Over in the Western Conference (Oh, how I miss the Clarence Campbell Conference) I am going to pick the Blackhawks over the Ducks.  I’ll admit that I had completely underestimated the Ducks coming into the playoffs.  They swept a pretty good Jets team and steamrolled Calgary in five games.  If nothing else, they should be the most well-rested team remaining in the playoffs.  I’m just not sure they have enough experience to overcome the Hawks, who know what it takes to go all the way and have the weapons to do so.   All the usual suspects have shown up for the party, and now that the goaltending situation seems to have stabilized the Hawks are on a roll.  Patrick Kane, a big question mark coming into the playoffs, has proven that he is healthy and is playing some very good hockey right now.  Their talent, depth, and experience are going to be tough to beat.

So, my predictions for the third round are Hawks over Ducks (sorry, Coach Bombay) and Rangers over Lightning.  We’ll see how these picks turn out.


I went 3-for-4 with my second-round picks, but I should point out that I made those picks after both Anaheim and Chicago had posted blowout wins in their series-openers.  I may have picked differently had I made those picks before the second round got underway.
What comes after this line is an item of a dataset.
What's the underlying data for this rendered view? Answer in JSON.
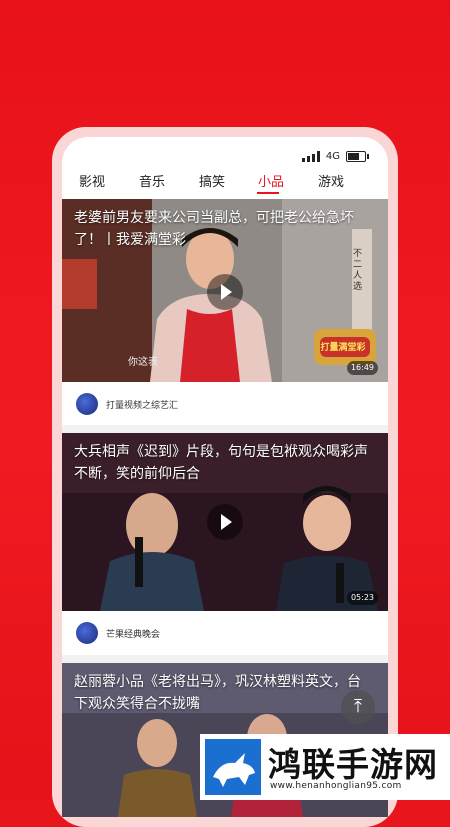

In any case, the second round was packed with a lot of really good hockey and the third round sets up for even better hockey.  It should be a lot of fun to watch.